Students may experience issues from a lack of connection with one teacher as a result of being taught by several. This is especially the case for more vulnerable learners, who have particular needs for the provision of a primary attachment teacher. They may also experience unequal opportunities to display their work or see their work displayed, if teachers are fearful of encroaching on other teachers’ spaces or existing displays.
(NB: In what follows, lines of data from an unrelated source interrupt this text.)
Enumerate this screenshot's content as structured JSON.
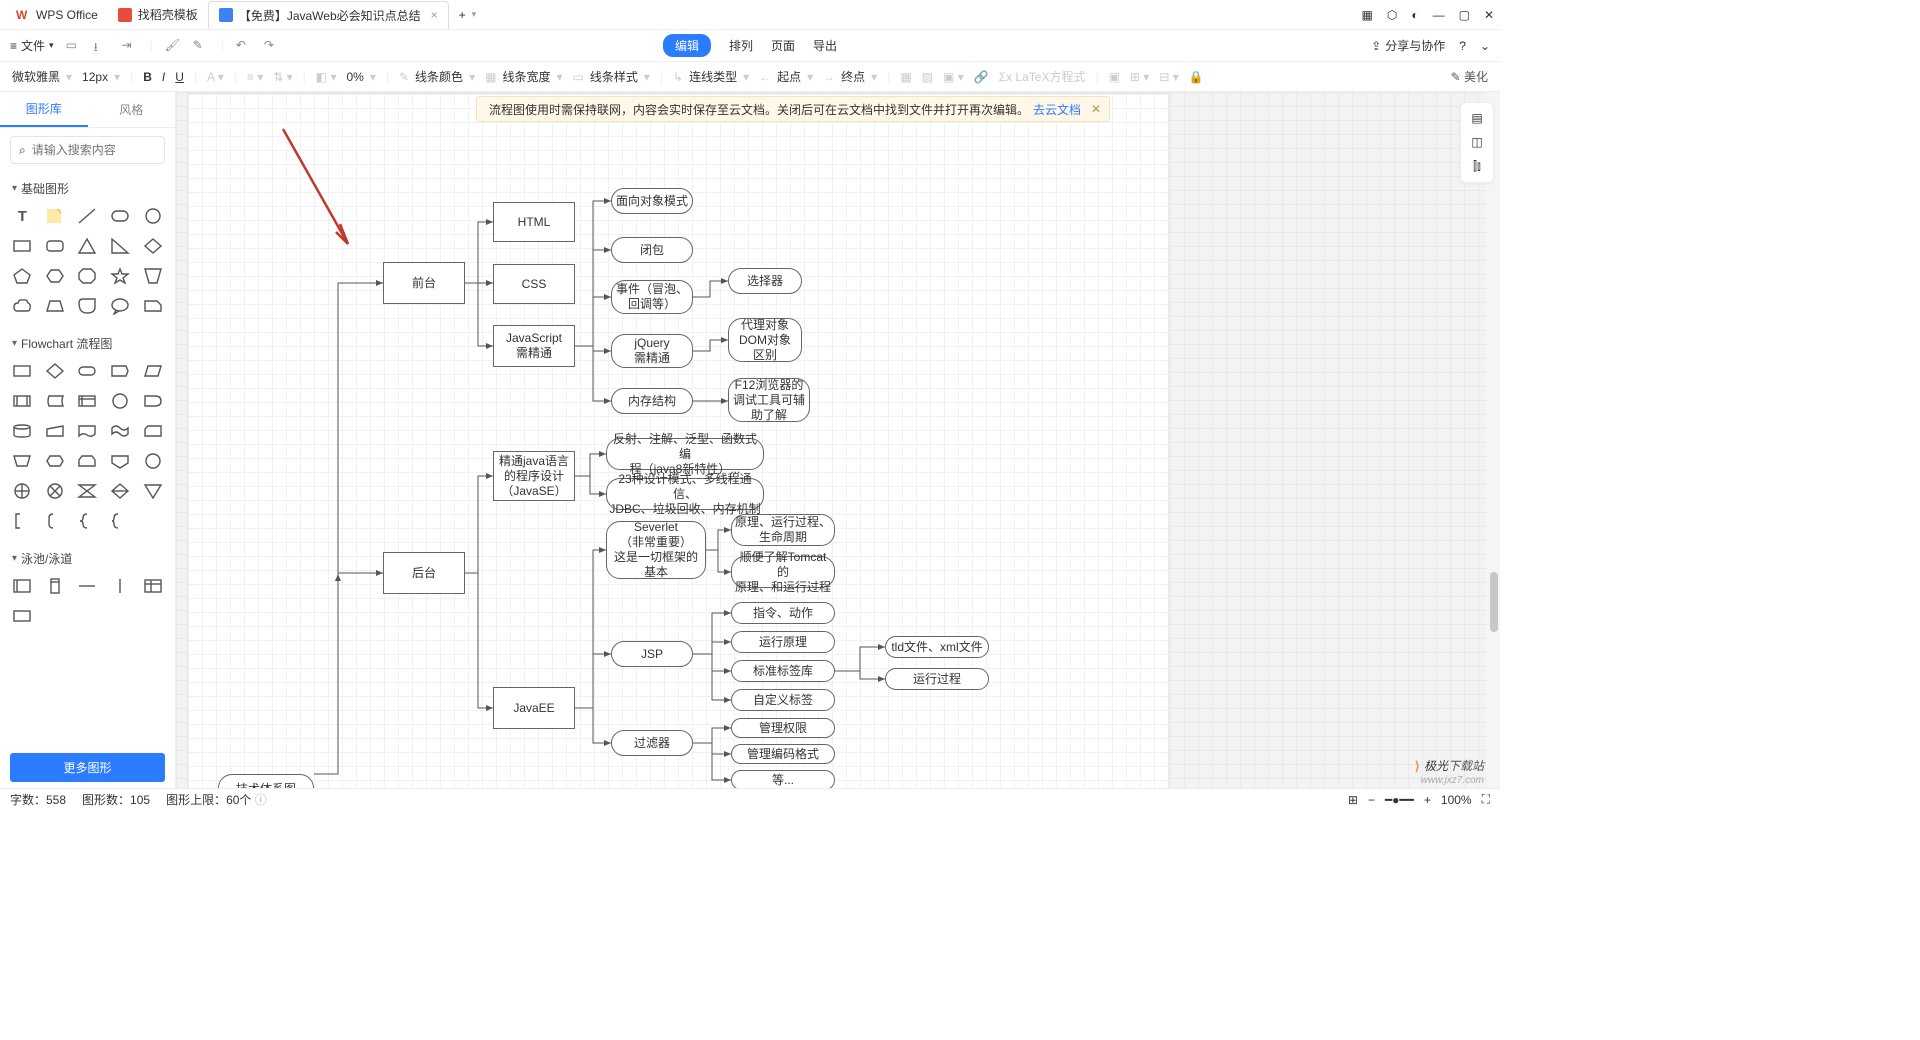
{
  "tabs": {
    "t0": "WPS Office",
    "t1": "找稻壳模板",
    "t2": "【免费】JavaWeb必会知识点总结",
    "plus": "+"
  },
  "menu": {
    "file": "文件",
    "edit": "编辑",
    "arrange": "排列",
    "page": "页面",
    "export": "导出",
    "share": "分享与协作"
  },
  "fmt": {
    "font": "微软雅黑",
    "size": "12px",
    "pct": "0%",
    "lineColor": "线条颜色",
    "lineWidth": "线条宽度",
    "lineStyle": "线条样式",
    "connType": "连线类型",
    "start": "起点",
    "end": "终点",
    "latex": "Σx LaTeX方程式",
    "beautify": "✎ 美化"
  },
  "side": {
    "tabA": "图形库",
    "tabB": "风格",
    "searchPh": "请输入搜索内容",
    "cat1": "基础图形",
    "cat2": "Flowchart 流程图",
    "cat3": "泳池/泳道",
    "more": "更多图形"
  },
  "banner": {
    "text": "流程图使用时需保持联网，内容会实时保存至云文档。关闭后可在云文档中找到文件并打开再次编辑。",
    "link": "去云文档"
  },
  "nodes": {
    "front": "前台",
    "back": "后台",
    "html": "HTML",
    "css": "CSS",
    "js": "JavaScript\n需精通",
    "oop": "面向对象模式",
    "closure": "闭包",
    "event": "事件（冒泡、\n回调等）",
    "jquery": "jQuery\n需精通",
    "memory": "内存结构",
    "selector": "选择器",
    "proxy": "代理对象\nDOM对象\n区别",
    "f12": "F12浏览器的\n调试工具可辅\n助了解",
    "javase": "精通java语言\n的程序设计\n（JavaSE）",
    "reflect": "反射、注解、泛型、函数式编\n程（java8新特性）...",
    "design": "23种设计模式、多线程通信、\nJDBC、垃圾回收、内存机制",
    "servlet": "Severlet\n（非常重要）\n这是一切框架的\n基本",
    "life": "原理、运行过程、\n生命周期",
    "tomcat": "顺便了解Tomcat的\n原理、和运行过程",
    "javaee": "JavaEE",
    "jsp": "JSP",
    "cmd": "指令、动作",
    "yl": "运行原理",
    "tag": "标准标签库",
    "custom": "自定义标签",
    "tld": "tld文件、xml文件",
    "proc": "运行过程",
    "filter": "过滤器",
    "perm": "管理权限",
    "enc": "管理编码格式",
    "etc": "等...",
    "arch": "技术体系图"
  },
  "status": {
    "words": "字数：558",
    "shapes": "图形数：105",
    "limit": "图形上限：60个",
    "zoom": "100%"
  },
  "watermark": {
    "a": "极光",
    "b": "下载站"
  }
}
Some schools have developed innovative practices to address these problems, such as giving each student a ‘buddy’ teacher who provides a point of contact for family and whānau and takes primary responsibility for tracking and reporting on that student’s progress. It is thought that the variety of teachers in an ILE offers more opportunity for students to find a teacher to connect with. Where there are multi-level groupings, students can maintain attachments to teachers over two or more years. Other schools use the concepts of whānau, hapū and iwi to explain nesting groups of students, and ensure that students have time with an individual dedicated teacher. However, this strategy has not been successful for all, with some schools commenting that this grouping practice led teachers to revert to traditional practices associated with assigned classes. Other schools have found a home group strategy to be useful in the beginning of working in larger shared spaces, but over time and with the building of trust and confidence with larger groups, have been able to let go of such approaches.

References

Fletcher, J., Mackey J., & Fickel, L. (2017). A New Zealand case study: What is happening to lead changes to effective co-teaching in flexible learning spaces? Journal of Educational Leadership, Policy and Practice, 32(1), 70-83.

Gislason, N. (2009). Mapping school design: A qualitative study of the relations among facilities design, curriculum delivery, and school climate. Journal of Environmental Education, 40(4), 17-33.

Mackey, J.K., O’Reilly, N., Fletcher, J., & Jansen, C. (2017). What do teachers and leaders have to say about co-teaching in flexible learning spaces? Journal of Educational Leadership, Policy and Practice, 32(1), 97-110.

Mackey J., O Reilly N., Jansen C., & Fletcher J. (2017). Leading change to co-teaching in primary schools: a “Down Under” experience. Educational Review,70(4), 465-485. Retrieved from http://dx.doi.org/10.1080/00131911.2017.1345859

Osborne, M. (2016). Innovative learning environments. Christchurch: Core Education.